The first time it became clear that things really would never be the same again.
Darkseid ain't even hating.
Morrow's motto must be "Never stop being a smug prick, even in the face of Armageddon."
The Flash has had enough of your shit.
Nobody'd be foolish enough to try and undermine this part of the story, would they?
The way the Flash's empty costume keeps spouting platitudes is ridiculous and insanely creepy at the same time, like a combination of narm and nightmare fuel. Crisis in a nutshell.
That Guy Gardner seems like a nice, earnest young man.
Ladies and gentlemen, your textbook for Badass Villianry 101. There are no words for how much I love the Crisis-era Brainiac. Totally logical, amoral, and ruthless. And incredibly cool-looking. Up there with the modern-day Joker for all-time scariest bad guy, in my opinion. And love how Luthor doesn't miss a beat.
The Joker's 80s personality is a curiosity. He's definitely dangerous, and far from the harmless nuisance of the 60s, but he's also not even close to the bloodthirsty psychotic that he is today. He basically comes off as a standard, albeit highly intelligent, amoral thug with a bit more flair and charisma than most. He still feels closer to Cesar Romero here, rather than Heath or even Nicholson.
In that case, why don't you talk about it some more?
Luthor's relationship with Brainiac fascinates me. It's obvious that he genuinely considers the robot a friend; I didn't scan it, but the look of distress on his face a few pages back when he thinks that Psimon blew Brainiac up is almost comic. Of course, Luthor permits himself few friends. But it's amazing that someone of his intelligence just doesn't get what Brainiac has become. On some level, he needs a friend and companion who is also his equal so badly that he won't let himself realize that Brainiac would dispose of him more easily than anything if it served his purposes. (He'd find this out for himself in "Whatever Happened to the Man of Tomorrow?", of course.)

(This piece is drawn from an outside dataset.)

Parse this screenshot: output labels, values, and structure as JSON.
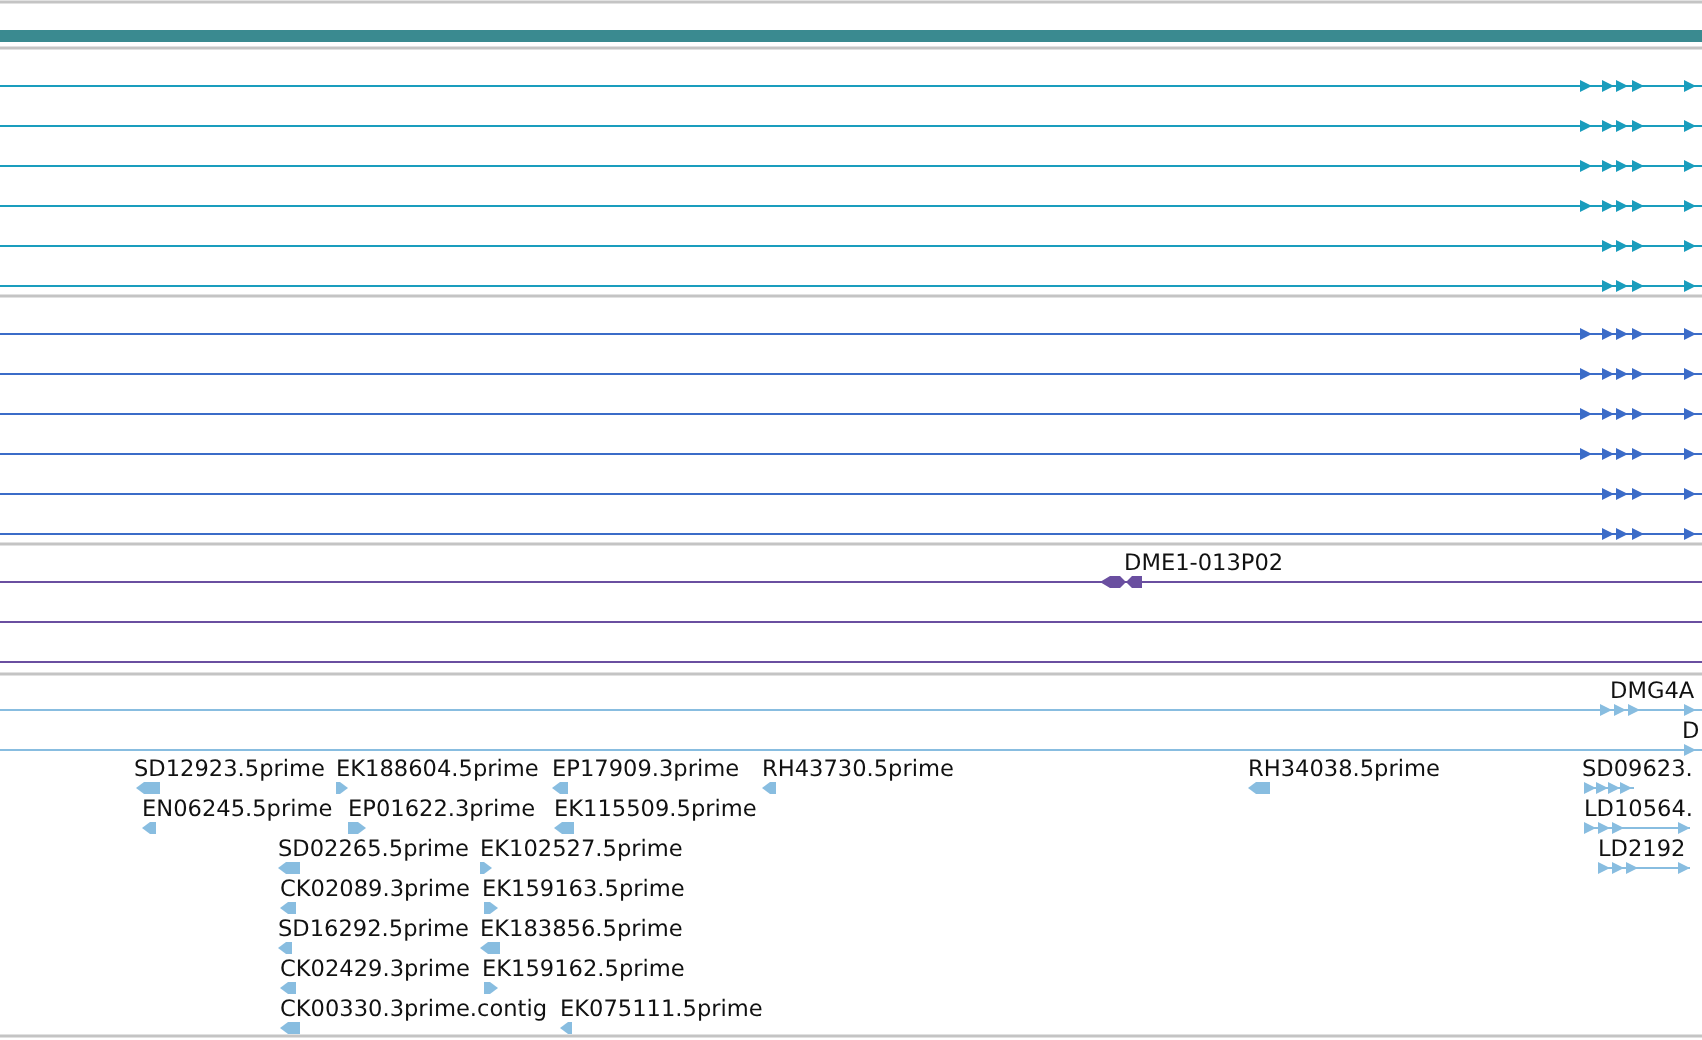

Watching Cliff Steele casually contemplate cold-blooded murder is something of an oddity.
Buddy Baker and Lyta Hall; two people who have no idea what the universe has in store for them. You wonder if they've run into each other since.
Doctor Occult saves Princess Amethyst. The 80s were a wondrous time.

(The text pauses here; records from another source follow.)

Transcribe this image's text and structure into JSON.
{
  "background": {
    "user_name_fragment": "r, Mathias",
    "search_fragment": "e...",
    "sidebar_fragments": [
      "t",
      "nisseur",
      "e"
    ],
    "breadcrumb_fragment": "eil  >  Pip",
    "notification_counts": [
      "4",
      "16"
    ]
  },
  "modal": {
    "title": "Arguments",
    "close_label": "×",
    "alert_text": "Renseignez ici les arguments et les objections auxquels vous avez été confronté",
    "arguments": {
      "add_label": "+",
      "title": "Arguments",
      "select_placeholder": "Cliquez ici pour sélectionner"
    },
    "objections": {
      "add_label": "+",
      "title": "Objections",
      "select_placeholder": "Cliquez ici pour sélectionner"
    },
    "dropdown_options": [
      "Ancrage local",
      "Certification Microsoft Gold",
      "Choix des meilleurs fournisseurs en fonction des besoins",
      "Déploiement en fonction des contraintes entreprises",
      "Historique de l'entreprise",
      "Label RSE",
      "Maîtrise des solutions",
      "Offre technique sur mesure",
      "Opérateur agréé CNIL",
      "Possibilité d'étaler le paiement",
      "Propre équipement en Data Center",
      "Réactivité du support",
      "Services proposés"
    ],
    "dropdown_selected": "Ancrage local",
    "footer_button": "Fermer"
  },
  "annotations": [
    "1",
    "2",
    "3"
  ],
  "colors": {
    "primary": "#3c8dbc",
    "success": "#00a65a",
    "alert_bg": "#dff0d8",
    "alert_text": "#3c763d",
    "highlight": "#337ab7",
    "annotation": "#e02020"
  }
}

Don't feel bad, Lana. Objectivity is a dying concept. Let me tell you about a little man named Glenn Beck.
More nightmare narm.
He seems like a nice young man.

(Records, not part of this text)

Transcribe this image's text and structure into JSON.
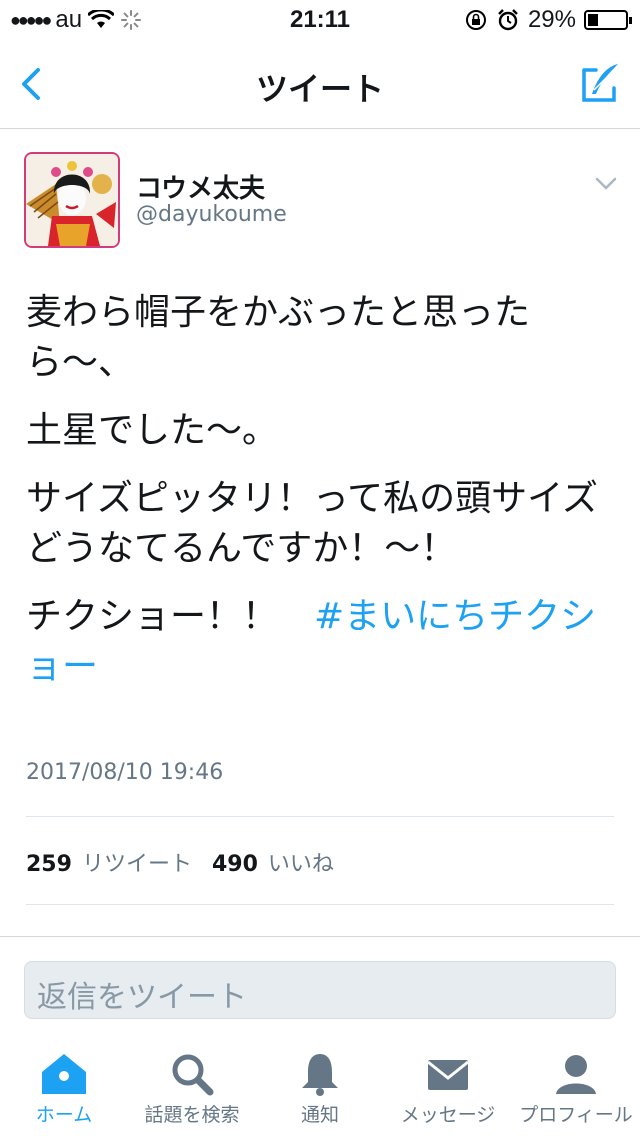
{
  "status_bar": {
    "carrier": "au",
    "time": "21:11",
    "battery": "29%",
    "battery_fill": 0.29
  },
  "nav": {
    "title": "ツイート"
  },
  "tweet": {
    "name": "コウメ太夫",
    "handle": "@dayukoume",
    "lines": [
      "麦わら帽子をかぶったと思ったら〜、",
      "土星でした〜。",
      "サイズピッタリ！って私の頭サイズどうなてるんですか！〜！"
    ],
    "last_line_text": "チクショー！！　",
    "hashtag": "#まいにちチクショー",
    "timestamp": "2017/08/10 19:46",
    "retweet_count": "259",
    "retweet_label": "リツイート",
    "like_count": "490",
    "like_label": "いいね"
  },
  "reply": {
    "placeholder": "返信をツイート"
  },
  "tabs": [
    {
      "label": "ホーム",
      "icon": "home-icon",
      "active": true
    },
    {
      "label": "話題を検索",
      "icon": "search-icon",
      "active": false
    },
    {
      "label": "通知",
      "icon": "bell-icon",
      "active": false
    },
    {
      "label": "メッセージ",
      "icon": "envelope-icon",
      "active": false
    },
    {
      "label": "プロフィール",
      "icon": "person-icon",
      "active": false
    }
  ],
  "colors": {
    "accent": "#1da1f2",
    "muted": "#657786",
    "avatar_border": "#d23c7c"
  }
}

Darkseid decides that the end of everything ever is enough reason for him to bother to lift a finger. If he'd actually wanted to work, the Anti-Monitor would have been defeated by issue 1, page 5.
No narm here; the Anti-Monitor's disintegrating head is just plain spooky as fuck.
Not with a bang but with a Skrablamm! Seriously though, the very first hero gets to administer the final blow. Nobody can say that Wolfman didn't respect the history. And I'm sure there weren't any living creatures within that million-mile radius.
Call him Ishmael Hayden.
And that's it. Thanks for coming!